a hollow filled with mud
There was a
slough or a creek leading out of it on the other side that went miles away, I don’t know where, but it didn’t go to the river.
heavy silvery toxic univalent and bivalent metallic element
Well, then I happened to think how they always put
quicksilver in loaves of bread and float them off, because they always go right to the drownded carcass and stop there.
a person authorized to conduct religious worship
I says, now I reckon the widow or the
parson or somebody prayed that this bread would find me, and here it has gone and done it.
When I got to camp I warn't feeling very
brash, there warn't much sand in my craw; but I says, this ain't no time to be fooling around.
be lazy or idle
When breakfast was ready we
lolled on the grass and eat it smoking hot.
a reformer who favors putting an end to slavery
People would call me a low-down
Abolitionist and despise me for keeping mum—but that don't make no difference.
made of or resembling coarse cloth with a bright print
There was two old dirty
calico dresses, and a sun-bonnet, and some women’s underclothes hanging against the wall, and some men’s clothing, too.
shabby and untidy
There was a
seedy old chest, and an old hair trunk with the hinges broke.
a hard substance used for making soap and candles
We got an old tin lantern, and a butcher-knife without any handle, and a bran-new Barlow knife worth two bits in any store, and a lot of
tallow candles, and a tin candlestick, and a gourd, and a tin cup, and a ratty old bedquilt off the bed...

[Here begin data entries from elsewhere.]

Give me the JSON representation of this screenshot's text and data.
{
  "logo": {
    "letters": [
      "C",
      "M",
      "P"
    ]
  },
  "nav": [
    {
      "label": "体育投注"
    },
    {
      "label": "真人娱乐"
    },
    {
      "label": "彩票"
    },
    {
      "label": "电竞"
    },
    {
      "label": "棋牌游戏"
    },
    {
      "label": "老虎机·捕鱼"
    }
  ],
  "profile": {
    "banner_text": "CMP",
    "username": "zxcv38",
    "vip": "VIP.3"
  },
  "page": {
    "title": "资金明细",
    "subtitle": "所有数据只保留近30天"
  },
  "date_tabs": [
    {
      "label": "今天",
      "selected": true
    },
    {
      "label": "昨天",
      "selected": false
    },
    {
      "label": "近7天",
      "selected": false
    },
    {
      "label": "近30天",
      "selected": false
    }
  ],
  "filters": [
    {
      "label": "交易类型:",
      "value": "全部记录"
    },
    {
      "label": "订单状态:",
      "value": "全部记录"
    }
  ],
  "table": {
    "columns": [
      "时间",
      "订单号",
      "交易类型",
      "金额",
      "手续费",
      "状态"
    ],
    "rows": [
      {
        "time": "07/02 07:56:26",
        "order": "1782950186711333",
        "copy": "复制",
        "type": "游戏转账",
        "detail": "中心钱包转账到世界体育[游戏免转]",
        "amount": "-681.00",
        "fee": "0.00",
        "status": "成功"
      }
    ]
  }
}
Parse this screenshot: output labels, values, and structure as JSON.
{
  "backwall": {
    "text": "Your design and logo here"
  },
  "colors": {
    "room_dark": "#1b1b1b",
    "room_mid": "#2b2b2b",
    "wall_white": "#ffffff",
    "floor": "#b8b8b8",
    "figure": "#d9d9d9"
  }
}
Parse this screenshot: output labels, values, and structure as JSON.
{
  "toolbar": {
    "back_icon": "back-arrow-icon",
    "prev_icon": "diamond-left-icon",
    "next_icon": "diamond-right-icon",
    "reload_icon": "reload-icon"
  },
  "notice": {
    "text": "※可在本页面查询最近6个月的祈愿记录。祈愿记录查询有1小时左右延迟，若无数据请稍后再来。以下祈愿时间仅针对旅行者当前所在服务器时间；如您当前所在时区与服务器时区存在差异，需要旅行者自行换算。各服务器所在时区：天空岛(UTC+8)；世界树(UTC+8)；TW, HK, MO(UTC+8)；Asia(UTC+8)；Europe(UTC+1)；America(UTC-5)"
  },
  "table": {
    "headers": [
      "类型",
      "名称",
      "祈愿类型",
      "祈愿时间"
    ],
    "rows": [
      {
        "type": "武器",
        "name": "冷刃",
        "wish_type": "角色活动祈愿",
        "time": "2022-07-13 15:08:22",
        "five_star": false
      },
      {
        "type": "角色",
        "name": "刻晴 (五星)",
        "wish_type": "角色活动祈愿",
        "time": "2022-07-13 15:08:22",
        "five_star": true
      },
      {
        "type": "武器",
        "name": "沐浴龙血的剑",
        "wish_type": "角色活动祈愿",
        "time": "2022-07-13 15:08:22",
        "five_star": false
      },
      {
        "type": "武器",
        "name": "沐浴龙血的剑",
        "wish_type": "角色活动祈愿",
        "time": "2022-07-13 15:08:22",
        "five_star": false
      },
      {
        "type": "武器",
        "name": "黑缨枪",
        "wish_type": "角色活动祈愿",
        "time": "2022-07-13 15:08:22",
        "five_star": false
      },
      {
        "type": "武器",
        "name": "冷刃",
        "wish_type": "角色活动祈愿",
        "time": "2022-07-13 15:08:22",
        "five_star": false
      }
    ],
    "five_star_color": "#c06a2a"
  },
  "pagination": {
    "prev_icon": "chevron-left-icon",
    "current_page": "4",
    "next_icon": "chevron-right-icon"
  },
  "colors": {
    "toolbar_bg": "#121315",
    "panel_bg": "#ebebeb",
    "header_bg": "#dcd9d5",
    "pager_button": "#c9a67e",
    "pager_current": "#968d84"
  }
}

the quantity that was caught
And so, take it all around, we made a good